reconnect with your own inner craftsperson.
Tom Calisto joins Roy to make a brass-backed hand saw perfect for the finest
dovetails or the toughest tenons.
ASK THIS OLD HOUSE
Sat., July 18, 2:30 pm
Richard travels to Kansas City to sample some unique barbeque and help a
homeowner install a natural gas line for a new grill. Afterward, Roger shares
some tips on what grows best in the shade and Tom helps a homeowner hang a heavy,
decorative mirror on a masonry chimney.
THIS OLD HOUSE
Charlestown Project 2014: Kitchens and Baths
Sat., July 18, 3:00 pm
Tom gets ready for a major upgrade to the front of the house – a Greek
Revival-style front door. In the kitchen, Angela’s cabinets have arrived; on
the second floor, Tom and Kevin install new wood wainscoting to replace the old
worn out, poorly made version. Norm learns about Charlestown’s ancient past
from city archaeologist Joe Bagley, who provides a rare look at his warehouse
of artifacts. Tile contractor Mark Ferrante uses a marble basket weave tile
from an online supplier to make a feature wall insert in the master shower. In
the back addition, Kevin and Tom install a small section of copper roof to add
character and durability to the small roof and put up samples of a few bold
color choices for the new front door.
MARTHA STEWART’S COOKING SCHOOL
Sat., July 18, 4:00 pm
Rice can be transformed from plain to extraordinary in a variety of ways.
Martha shows how to make a fabulous paella that’s brimming with tender chicken,
pork, seafood and vegetables. Next, she demonstrates one of her favorites:
stuffed peppers with fluffy rice, pine nuts, raisins and herbs cooked on a bed
of tomatoes. Then she makes Persian rice: fragrant Basmati, cooked atop thinly
sliced, buttery potatoes.
AMERICA’S TEST KITCHEN FROM COOK’S ILLUSTRATED
Let’s Make Bread
Sat., July 18, 4:30 pm
Test cook Julia Collin Davison uncovers the secrets to easy sandwich bread.
Next, tasting expert Jack Bishop challenges host Christopher Kimball to a
tasting of artisanal cream cheese. Then, test cook Becky Hays shows Chris how
to make the best zucchini bread.
SARA’S WEEKNIGHT MEALS
Savory Dinner Pie
Sat., July 18, 5:00 pm
Chef Sara Moulton returns with a fourth season of SARA’S WEEKNIGHT MEALS,
featuring simple but delicious recipes for flavorful, healthy, home-cooked

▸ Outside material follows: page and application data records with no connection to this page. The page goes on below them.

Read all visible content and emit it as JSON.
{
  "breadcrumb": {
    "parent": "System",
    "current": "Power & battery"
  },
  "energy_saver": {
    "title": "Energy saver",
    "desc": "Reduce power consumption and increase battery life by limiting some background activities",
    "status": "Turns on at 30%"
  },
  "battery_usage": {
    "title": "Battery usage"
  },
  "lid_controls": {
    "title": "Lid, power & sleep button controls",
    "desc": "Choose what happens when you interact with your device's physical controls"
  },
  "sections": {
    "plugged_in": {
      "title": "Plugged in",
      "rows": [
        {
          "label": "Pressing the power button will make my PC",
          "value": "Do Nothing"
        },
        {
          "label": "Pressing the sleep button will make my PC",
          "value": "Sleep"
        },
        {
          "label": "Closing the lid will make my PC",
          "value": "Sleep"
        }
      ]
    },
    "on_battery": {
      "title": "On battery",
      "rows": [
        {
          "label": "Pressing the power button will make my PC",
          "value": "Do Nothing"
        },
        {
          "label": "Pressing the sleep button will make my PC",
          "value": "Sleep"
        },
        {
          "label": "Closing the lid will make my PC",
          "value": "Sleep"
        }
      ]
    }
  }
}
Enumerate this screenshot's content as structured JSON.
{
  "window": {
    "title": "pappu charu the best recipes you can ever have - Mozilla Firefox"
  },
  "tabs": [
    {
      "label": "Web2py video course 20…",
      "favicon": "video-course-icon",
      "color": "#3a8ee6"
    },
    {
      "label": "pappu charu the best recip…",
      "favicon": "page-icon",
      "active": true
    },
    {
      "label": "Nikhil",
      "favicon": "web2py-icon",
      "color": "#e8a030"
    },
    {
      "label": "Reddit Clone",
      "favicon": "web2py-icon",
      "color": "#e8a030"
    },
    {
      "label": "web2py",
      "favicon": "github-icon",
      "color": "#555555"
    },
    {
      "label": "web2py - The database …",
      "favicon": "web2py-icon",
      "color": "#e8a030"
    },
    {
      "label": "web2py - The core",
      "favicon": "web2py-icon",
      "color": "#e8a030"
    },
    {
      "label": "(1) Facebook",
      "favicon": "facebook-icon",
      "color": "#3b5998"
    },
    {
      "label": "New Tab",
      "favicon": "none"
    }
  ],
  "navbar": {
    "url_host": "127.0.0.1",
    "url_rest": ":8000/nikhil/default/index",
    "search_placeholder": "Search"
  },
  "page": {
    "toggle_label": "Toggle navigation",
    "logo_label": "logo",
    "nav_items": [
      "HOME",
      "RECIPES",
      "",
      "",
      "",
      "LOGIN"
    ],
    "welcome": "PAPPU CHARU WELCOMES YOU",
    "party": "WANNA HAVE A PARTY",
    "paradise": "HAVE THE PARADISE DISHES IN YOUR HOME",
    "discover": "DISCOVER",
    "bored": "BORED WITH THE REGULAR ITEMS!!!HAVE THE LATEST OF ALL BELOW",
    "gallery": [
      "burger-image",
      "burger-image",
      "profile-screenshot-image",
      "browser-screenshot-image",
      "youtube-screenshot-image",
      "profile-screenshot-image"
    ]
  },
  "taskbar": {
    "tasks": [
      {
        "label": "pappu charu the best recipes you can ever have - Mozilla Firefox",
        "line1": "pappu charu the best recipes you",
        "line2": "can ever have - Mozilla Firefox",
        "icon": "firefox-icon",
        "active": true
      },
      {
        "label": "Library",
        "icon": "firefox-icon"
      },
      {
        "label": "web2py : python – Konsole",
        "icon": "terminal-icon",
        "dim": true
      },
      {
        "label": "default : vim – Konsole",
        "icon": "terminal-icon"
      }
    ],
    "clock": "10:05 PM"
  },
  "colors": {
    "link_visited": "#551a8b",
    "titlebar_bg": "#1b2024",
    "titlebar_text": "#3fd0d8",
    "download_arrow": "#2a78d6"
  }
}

meals with minimal fuss. In addition, guest chefs from around the globe
prepare their favorite dishes in Sara’s home kitchen before taking her on a
culinary expedition to their favorite local farms, ethnic enclaves and other
secret food sources.
Savory Dinner Pie
Dinner is in the pan with Sara’s dinner pie, featuring savory meat and
vegetables enclosed in a hearty crust. She’s also got BLT Pie, a twist on the
popular sandwich, plus her easy pizza dough recipe for broccoli calzone.
MEXICO: ONE PLATE AT A TIME WITH RICK BAYLESS
Sat., July 18, 5:30 pm
Chef Rick Bayless returns with the 10th season of his cooking and
travel show, and this time he’s taking viewers all over the Federal District
capital of Mexico’s sixteen boroughs to explore the vibrant restaurant scene,
evolving cuisine and ancient culture that make this amazing city so irresistible.
Rick meets a pair of chefs who took the advice to “eat your veggies” seriously.
Chefs Israel Montero and Alfredo Chaves of Kaah Siis Restaurant aren’t just
cooking them – they’re growing them at Xochimilco, Mexico City’s ancient
floating gardens. The chefs give Rick a tour of the chinampas, small
man-made islands amongst the canals, where some of the city’s chefs are growing
organic and specialty produce. Back in Chicago, Rick takes us to Green City Market,
where he visits his favorite vendors and takes their wares home for a taco party.